TASK TO COMPLETE
Lines with the word "icon": copy all of them from the entries below.

INPUT RECORDS
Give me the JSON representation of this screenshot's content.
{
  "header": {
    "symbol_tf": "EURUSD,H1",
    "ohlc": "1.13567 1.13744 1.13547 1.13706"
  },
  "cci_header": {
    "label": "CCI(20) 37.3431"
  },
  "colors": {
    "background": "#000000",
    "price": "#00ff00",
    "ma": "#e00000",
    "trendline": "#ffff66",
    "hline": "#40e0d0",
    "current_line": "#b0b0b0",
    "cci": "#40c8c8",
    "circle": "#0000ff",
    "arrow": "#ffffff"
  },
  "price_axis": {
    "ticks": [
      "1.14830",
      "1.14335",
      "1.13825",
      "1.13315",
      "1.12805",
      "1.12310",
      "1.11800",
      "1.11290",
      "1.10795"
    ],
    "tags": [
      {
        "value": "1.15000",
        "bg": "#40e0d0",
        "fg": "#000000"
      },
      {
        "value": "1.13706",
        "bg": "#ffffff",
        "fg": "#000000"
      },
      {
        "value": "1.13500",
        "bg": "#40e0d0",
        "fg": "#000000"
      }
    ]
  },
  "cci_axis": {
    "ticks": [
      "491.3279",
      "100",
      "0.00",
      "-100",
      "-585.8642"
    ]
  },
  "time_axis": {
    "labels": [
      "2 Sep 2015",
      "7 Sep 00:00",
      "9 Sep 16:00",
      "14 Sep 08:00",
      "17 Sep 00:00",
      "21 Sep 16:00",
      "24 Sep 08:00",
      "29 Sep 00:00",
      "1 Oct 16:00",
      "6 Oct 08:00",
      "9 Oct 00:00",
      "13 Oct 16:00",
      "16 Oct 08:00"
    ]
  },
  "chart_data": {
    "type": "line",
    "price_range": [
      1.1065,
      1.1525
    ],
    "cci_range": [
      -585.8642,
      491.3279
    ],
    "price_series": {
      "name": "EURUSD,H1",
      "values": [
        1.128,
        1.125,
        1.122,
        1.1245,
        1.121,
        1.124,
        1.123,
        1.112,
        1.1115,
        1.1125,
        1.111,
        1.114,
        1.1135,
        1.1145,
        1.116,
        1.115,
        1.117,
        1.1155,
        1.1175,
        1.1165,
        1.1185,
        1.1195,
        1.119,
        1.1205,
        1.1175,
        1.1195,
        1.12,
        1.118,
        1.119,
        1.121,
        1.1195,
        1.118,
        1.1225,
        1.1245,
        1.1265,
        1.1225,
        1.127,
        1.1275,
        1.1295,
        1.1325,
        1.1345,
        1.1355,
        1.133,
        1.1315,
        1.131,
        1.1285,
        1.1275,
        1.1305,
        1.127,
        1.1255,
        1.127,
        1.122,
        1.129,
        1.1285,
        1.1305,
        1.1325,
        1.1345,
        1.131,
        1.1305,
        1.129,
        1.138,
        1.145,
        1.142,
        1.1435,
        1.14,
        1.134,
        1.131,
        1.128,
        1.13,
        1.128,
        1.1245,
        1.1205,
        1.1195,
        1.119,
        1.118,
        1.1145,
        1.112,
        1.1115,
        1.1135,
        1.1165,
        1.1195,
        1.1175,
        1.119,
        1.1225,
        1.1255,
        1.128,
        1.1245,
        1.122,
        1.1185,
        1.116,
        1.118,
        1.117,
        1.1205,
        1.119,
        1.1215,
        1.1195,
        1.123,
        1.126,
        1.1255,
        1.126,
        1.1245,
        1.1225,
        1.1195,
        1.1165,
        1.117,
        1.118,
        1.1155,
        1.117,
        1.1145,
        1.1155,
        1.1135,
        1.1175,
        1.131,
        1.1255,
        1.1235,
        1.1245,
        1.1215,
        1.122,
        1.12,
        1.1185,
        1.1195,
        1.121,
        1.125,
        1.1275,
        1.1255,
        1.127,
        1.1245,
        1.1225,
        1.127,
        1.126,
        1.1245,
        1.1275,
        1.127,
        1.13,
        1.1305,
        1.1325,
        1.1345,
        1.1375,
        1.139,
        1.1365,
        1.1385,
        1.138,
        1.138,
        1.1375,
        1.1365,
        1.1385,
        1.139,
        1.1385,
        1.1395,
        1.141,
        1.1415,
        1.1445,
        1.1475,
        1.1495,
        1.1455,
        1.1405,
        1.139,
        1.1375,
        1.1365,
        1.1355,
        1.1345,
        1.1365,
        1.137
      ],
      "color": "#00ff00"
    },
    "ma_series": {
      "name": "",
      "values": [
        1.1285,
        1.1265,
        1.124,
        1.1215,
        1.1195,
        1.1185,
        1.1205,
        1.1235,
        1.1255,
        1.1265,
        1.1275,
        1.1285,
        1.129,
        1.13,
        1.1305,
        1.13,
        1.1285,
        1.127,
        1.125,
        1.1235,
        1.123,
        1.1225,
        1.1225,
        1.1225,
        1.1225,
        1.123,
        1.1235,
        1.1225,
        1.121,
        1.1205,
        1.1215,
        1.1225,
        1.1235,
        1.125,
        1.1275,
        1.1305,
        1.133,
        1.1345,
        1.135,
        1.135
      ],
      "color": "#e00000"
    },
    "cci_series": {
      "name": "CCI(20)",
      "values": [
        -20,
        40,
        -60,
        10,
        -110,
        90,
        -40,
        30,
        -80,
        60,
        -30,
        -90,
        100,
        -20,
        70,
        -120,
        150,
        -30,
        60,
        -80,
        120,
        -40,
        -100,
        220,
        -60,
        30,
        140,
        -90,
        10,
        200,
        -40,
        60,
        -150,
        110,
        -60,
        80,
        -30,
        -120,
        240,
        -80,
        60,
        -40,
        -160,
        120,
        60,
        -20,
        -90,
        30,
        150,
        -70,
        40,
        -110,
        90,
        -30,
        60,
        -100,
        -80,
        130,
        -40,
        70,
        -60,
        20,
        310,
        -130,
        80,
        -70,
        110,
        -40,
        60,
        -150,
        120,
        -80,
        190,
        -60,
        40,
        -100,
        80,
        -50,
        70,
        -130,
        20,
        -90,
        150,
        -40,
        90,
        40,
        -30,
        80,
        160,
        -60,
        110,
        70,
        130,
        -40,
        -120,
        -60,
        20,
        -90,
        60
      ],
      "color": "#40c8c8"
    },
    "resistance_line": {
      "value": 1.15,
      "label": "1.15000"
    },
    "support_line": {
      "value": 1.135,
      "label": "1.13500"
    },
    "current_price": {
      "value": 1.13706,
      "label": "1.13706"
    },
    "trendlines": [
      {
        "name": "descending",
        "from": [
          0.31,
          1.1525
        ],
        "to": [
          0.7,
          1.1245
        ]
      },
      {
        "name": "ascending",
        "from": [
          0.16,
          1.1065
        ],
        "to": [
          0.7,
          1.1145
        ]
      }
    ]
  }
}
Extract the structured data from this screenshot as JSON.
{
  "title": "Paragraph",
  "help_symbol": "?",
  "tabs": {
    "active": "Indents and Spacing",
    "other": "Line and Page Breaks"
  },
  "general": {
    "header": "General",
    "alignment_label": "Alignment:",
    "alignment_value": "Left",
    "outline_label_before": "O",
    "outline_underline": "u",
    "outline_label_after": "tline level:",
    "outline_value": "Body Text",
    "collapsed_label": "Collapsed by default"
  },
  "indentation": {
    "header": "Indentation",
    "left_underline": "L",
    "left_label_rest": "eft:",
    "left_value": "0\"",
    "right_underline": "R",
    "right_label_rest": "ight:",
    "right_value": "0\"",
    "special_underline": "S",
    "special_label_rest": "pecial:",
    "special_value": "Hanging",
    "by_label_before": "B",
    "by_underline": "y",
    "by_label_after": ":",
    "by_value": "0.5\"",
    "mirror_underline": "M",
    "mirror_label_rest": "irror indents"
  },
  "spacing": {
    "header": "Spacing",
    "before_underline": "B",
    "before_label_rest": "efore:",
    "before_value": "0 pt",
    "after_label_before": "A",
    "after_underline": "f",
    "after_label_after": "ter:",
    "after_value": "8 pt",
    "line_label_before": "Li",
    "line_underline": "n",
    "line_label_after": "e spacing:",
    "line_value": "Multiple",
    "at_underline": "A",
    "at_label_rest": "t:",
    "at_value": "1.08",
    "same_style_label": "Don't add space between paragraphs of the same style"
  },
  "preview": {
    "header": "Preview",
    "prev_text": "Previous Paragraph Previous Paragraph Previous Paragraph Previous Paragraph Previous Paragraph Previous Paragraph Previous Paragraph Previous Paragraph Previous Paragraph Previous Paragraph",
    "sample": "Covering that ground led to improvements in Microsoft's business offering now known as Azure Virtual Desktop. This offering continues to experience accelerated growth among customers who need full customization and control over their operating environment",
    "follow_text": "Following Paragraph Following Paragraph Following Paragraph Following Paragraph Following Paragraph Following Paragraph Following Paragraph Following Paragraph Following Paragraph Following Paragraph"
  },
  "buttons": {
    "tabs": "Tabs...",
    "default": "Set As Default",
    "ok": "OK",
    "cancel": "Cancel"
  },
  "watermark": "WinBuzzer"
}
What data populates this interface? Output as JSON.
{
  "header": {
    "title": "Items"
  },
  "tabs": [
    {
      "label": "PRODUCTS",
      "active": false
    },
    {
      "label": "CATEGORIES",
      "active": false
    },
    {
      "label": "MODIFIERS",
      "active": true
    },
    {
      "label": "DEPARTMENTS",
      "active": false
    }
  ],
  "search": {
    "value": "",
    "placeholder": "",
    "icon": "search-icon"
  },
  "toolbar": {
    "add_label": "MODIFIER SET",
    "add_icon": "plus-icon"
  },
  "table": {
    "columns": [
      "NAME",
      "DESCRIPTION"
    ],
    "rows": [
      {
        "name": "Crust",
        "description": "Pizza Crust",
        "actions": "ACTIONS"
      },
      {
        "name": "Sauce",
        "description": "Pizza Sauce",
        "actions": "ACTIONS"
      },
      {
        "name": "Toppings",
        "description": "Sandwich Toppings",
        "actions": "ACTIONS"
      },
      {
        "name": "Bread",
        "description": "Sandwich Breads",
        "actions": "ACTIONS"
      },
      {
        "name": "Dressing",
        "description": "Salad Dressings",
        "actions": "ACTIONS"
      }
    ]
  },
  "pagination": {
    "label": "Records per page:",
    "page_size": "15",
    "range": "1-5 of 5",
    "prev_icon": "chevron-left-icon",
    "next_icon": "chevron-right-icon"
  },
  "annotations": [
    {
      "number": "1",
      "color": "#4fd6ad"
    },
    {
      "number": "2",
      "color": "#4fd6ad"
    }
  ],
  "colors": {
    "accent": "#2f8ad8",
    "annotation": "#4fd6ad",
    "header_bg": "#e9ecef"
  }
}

TASK OUTPUT
    "icon": "search-icon"
    "add_icon": "plus-icon"
    "prev_icon": "chevron-left-icon",
    "next_icon": "chevron-right-icon"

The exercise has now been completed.